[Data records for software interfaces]
*** Begin section ***
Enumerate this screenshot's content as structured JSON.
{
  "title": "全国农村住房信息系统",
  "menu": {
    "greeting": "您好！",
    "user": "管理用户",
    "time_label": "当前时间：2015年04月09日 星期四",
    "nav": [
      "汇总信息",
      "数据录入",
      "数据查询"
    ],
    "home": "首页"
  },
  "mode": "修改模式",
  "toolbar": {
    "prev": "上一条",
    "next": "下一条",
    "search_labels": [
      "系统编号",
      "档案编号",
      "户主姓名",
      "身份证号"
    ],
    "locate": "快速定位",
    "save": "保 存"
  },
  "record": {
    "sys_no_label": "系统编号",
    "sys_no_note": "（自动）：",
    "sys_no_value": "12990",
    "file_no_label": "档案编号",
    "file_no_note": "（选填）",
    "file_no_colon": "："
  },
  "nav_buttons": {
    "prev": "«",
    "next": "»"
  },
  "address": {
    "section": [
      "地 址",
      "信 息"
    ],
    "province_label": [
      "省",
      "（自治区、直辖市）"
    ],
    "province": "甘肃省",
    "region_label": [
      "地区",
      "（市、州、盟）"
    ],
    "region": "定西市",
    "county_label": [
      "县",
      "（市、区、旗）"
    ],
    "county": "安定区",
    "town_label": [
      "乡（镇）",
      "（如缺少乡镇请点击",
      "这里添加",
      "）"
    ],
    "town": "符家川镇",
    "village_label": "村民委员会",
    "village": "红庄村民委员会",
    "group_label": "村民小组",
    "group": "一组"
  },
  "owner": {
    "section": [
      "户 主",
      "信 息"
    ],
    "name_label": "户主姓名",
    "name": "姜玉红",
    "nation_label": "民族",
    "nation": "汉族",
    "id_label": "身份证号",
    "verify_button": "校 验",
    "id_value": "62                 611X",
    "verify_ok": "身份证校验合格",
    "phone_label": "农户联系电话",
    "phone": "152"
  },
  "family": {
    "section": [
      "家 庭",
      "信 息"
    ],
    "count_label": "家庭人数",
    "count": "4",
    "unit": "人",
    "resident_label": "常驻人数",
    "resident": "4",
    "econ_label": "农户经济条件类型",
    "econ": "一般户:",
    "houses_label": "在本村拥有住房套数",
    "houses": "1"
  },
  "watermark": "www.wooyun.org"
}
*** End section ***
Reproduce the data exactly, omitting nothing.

Result of the task:
Enumerate this screenshot's content as structured JSON.
{
  "title": "全国农村住房信息系统",
  "menu": {
    "greeting": "您好！",
    "user": "管理用户",
    "time_label": "当前时间：2015年04月09日 星期四",
    "nav": [
      "汇总信息",
      "数据录入",
      "数据查询"
    ],
    "home": "首页"
  },
  "mode": "修改模式",
  "toolbar": {
    "prev": "上一条",
    "next": "下一条",
    "search_labels": [
      "系统编号",
      "档案编号",
      "户主姓名",
      "身份证号"
    ],
    "locate": "快速定位",
    "save": "保 存"
  },
  "record": {
    "sys_no_label": "系统编号",
    "sys_no_note": "（自动）：",
    "sys_no_value": "12990",
    "file_no_label": "档案编号",
    "file_no_note": "（选填）",
    "file_no_colon": "："
  },
  "nav_buttons": {
    "prev": "«",
    "next": "»"
  },
  "address": {
    "section": [
      "地 址",
      "信 息"
    ],
    "province_label": [
      "省",
      "（自治区、直辖市）"
    ],
    "province": "甘肃省",
    "region_label": [
      "地区",
      "（市、州、盟）"
    ],
    "region": "定西市",
    "county_label": [
      "县",
      "（市、区、旗）"
    ],
    "county": "安定区",
    "town_label": [
      "乡（镇）",
      "（如缺少乡镇请点击",
      "这里添加",
      "）"
    ],
    "town": "符家川镇",
    "village_label": "村民委员会",
    "village": "红庄村民委员会",
    "group_label": "村民小组",
    "group": "一组"
  },
  "owner": {
    "section": [
      "户 主",
      "信 息"
    ],
    "name_label": "户主姓名",
    "name": "姜玉红",
    "nation_label": "民族",
    "nation": "汉族",
    "id_label": "身份证号",
    "verify_button": "校 验",
    "id_value": "62                 611X",
    "verify_ok": "身份证校验合格",
    "phone_label": "农户联系电话",
    "phone": "152"
  },
  "family": {
    "section": [
      "家 庭",
      "信 息"
    ],
    "count_label": "家庭人数",
    "count": "4",
    "unit": "人",
    "resident_label": "常驻人数",
    "resident": "4",
    "econ_label": "农户经济条件类型",
    "econ": "一般户:",
    "houses_label": "在本村拥有住房套数",
    "houses": "1"
  },
  "watermark": "www.wooyun.org"
}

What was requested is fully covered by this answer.